JC: I consider the W201 to be the best-proportioned and -designed small sedan of all time. (Automobile Magazine’s hard-to-please Robert Cumberford agreed with me on this, adding only the word “post-war.”) My affection isn’t skin-deep, though: I love everything about it, from the four Recaro buckets to the dogleg five-speed, to the five-link rear hydropneumatic self-leveling suspension, to the ridiculous build quality. Speaking of that, it has floor mats, then inch-thick removable carpeting fastened with snaps. Below that is a Swiss-cheesed plastic false floor, under which all of the wires and hoses (fuel, brakes, etc) are contained using gorgeous little conduits. It’s only below that, where you’ll find the asphalt-coated steel floor pan. There’s a reason it’s as quiet as an S-class. Don’t think it’s heavy though—mine weighs 17lbs less than my E30: 2,845 with 18.6 gallons of fuel on board in the massive homologation tank.
PS: You make it sound so amazing, but the engineering and development Mercedes put into the chassis really is wondrous. If you had to nail down one feature of the car as you favorite though, what would that be?
JC: That delicious engine. The BMW S14B23 gets all the glory, but let me tell you, it doesn’t hold a candle to the M102.983 in sound, smoothness, or the way it delivers power. It’s a big-bore short-stroke (95.5×80.25 mm!), 10.5:1 screamer that throws out its peak 185 horsepower in a dyno-operator-stunning plateau that’s as flat as Kansas all the way from 5500 rpm to its 7100-rpm fuel cut. Horsepower plateau, kids—not torque. I ain’t never seen nuthin’ like this car’s dyno plot, and neither have you.
Today’s tiny four-cylinders need balance shafts and active engine mounts to shut them up; thanks to its architecture, this big ol’ four needs neither, and is nearly as smooth as a six. The exhaust is almost completely muffled (who wants to hear a four-banger?) but there’s seemingly nothing standing in the way of the haunting Cosworth induction noise. In race trim, these engines spun to 10,000—my only complaint about the street version is that it kills the fun at 7,100.
PS: When you’re pushing the motor at the limit, how does the chassis respond?
JC: I called my last W201 “Irene.” Her personality was that of a gray-haired librarian named Irene, who read lots of books through her small, wire-framed reading glasses. She went to church. She wore frumpy clothing. But nobody realized was that she was banging the entire college football team. Looking at Irene, or Klara (this car), or any 190E 2.3-16, you’d never believe what it was capable of doing.
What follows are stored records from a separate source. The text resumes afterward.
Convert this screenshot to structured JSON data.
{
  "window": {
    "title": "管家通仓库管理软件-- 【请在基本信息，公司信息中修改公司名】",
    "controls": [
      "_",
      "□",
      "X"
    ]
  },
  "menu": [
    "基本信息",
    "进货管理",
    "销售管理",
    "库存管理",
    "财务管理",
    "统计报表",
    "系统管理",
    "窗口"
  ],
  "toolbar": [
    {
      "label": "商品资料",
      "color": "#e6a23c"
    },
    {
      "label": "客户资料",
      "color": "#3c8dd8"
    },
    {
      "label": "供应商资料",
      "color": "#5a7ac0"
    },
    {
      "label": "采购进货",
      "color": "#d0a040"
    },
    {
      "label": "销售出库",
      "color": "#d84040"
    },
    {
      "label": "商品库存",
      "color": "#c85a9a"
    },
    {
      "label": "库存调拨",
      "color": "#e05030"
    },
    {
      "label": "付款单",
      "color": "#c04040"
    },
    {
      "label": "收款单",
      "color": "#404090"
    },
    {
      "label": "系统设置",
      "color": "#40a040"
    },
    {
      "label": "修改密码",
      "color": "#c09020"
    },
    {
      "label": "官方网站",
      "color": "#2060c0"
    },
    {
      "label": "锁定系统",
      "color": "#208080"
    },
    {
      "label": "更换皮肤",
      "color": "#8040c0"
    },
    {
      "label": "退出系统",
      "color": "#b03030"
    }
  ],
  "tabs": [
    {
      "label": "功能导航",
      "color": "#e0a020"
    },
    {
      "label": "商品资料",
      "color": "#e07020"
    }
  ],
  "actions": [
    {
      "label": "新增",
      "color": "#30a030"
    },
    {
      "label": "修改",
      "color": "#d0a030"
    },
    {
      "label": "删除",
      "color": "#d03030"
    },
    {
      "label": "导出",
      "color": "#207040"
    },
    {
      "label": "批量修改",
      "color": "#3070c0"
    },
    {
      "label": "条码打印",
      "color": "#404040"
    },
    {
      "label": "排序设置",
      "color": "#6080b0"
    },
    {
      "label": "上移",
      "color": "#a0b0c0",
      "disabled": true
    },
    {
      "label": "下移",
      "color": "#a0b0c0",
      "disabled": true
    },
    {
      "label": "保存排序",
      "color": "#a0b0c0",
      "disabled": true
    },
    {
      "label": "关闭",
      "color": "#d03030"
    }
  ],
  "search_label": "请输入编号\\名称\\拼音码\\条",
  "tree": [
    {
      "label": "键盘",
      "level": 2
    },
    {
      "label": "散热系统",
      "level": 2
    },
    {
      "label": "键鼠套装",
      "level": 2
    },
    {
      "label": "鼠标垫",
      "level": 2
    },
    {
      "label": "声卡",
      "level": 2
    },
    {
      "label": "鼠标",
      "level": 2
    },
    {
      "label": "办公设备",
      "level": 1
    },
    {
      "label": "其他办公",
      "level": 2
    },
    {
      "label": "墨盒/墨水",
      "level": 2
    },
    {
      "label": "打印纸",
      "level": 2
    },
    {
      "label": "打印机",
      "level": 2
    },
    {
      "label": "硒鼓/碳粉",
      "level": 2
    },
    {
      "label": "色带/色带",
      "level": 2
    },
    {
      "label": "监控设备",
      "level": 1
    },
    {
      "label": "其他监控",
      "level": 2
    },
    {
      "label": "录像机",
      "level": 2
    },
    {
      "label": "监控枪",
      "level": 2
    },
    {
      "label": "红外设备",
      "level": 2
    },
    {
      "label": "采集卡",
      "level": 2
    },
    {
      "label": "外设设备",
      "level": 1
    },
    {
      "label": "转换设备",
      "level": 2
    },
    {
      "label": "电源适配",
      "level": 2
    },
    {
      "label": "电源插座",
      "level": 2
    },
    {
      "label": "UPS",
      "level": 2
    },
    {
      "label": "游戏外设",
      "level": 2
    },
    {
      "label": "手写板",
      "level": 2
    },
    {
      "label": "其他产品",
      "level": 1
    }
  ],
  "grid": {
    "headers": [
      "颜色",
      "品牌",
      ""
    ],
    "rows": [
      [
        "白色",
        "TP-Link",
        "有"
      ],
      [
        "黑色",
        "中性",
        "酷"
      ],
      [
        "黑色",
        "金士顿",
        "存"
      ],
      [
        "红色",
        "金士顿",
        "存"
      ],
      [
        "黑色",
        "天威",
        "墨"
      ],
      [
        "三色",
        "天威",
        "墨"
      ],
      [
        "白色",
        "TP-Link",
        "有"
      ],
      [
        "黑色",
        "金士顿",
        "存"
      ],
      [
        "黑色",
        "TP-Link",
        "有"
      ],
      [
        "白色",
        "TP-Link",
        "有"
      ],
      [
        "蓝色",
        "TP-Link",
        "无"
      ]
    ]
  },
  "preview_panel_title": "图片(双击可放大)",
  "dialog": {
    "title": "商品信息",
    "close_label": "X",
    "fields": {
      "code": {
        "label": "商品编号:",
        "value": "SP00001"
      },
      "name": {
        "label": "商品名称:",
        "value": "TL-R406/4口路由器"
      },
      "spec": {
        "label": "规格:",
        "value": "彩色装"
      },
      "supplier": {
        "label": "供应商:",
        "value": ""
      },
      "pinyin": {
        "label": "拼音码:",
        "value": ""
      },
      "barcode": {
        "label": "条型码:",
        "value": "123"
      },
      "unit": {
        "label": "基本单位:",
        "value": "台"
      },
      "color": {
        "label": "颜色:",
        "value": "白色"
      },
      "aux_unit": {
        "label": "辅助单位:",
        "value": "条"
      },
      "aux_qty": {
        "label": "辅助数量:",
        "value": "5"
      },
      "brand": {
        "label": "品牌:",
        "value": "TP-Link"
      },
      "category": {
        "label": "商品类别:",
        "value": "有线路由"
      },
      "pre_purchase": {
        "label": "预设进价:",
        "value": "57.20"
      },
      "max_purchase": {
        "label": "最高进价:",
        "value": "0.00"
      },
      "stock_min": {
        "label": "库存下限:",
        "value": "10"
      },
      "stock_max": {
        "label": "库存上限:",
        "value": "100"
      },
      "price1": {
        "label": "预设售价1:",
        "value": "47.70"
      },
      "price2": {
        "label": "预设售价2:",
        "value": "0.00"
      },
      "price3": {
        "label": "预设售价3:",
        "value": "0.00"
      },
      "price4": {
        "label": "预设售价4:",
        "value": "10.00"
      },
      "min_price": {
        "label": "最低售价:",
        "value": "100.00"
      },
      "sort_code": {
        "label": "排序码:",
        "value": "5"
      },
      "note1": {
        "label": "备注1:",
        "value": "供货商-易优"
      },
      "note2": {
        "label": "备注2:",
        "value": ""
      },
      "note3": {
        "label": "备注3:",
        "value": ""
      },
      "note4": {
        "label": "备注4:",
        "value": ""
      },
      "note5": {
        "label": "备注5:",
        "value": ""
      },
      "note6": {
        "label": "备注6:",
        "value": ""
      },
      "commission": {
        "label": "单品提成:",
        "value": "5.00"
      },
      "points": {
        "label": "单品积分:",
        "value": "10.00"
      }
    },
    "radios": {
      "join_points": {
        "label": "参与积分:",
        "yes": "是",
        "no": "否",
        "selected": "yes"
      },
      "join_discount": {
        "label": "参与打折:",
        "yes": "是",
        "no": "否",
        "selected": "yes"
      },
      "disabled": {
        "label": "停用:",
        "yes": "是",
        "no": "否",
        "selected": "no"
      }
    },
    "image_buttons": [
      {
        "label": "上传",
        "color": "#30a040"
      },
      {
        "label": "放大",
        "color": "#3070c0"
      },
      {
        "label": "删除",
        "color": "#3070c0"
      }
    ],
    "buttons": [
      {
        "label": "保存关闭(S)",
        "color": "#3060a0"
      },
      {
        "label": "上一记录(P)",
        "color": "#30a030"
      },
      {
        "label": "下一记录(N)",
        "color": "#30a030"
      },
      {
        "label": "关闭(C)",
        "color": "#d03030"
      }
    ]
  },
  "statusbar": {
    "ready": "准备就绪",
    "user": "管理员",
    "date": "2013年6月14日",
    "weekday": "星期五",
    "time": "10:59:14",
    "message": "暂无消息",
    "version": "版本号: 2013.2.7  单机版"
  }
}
There are a few Mercedes-isms you have to work around with the 2.3-16 though. The shifter won’t be rushed, especially when the car is under high lateral loads. The Recaros don’t hold you nearly as tightly as their big bolsters would have you believe. And she’s got more body roll than a Jenny Craig conference, so you’ll need to slow your hands way down on turn-in.
Cornering grip is, in a word, modern. But, and here’s the thing: handling isn’t. The 2.3-16 is so incredibly neutral at its limit that you’d think there was computer trickery happening. The tiniest level of mid-corner understeer gives way to power oversteer that’s doled out by the accelerator pedal in increments of a tenth of a degree of slip. Whatever drift-angle you want? It’s yours, and it all happens in slow motion; the body roll and sidewall flex filing the sharp edges off of all its motions. An E30 M3 has nothing on the Mercedes when it comes to cornering balance and stability. Then again, Mercedes spent about as much developing the W201’s rear suspension as BMW did developing the entire E30.
PS: It is crazy how Mercedes used to design and build cars even in the that late an era. Their chassis were built to last 10 years plus, before a replacement would be developed. So, the 190E 2.3-16 is the unsung hero that pushed the limits in racing and it gave us the E30 M3; does it live up to the DTM legend?
JC: No, it f@#king crucifies it.
PS: Thank you so much for sharing your wonderful 190E 2.3-16 with us.
JC: Thank you for letting me nerd out about all things Mercedes 190E.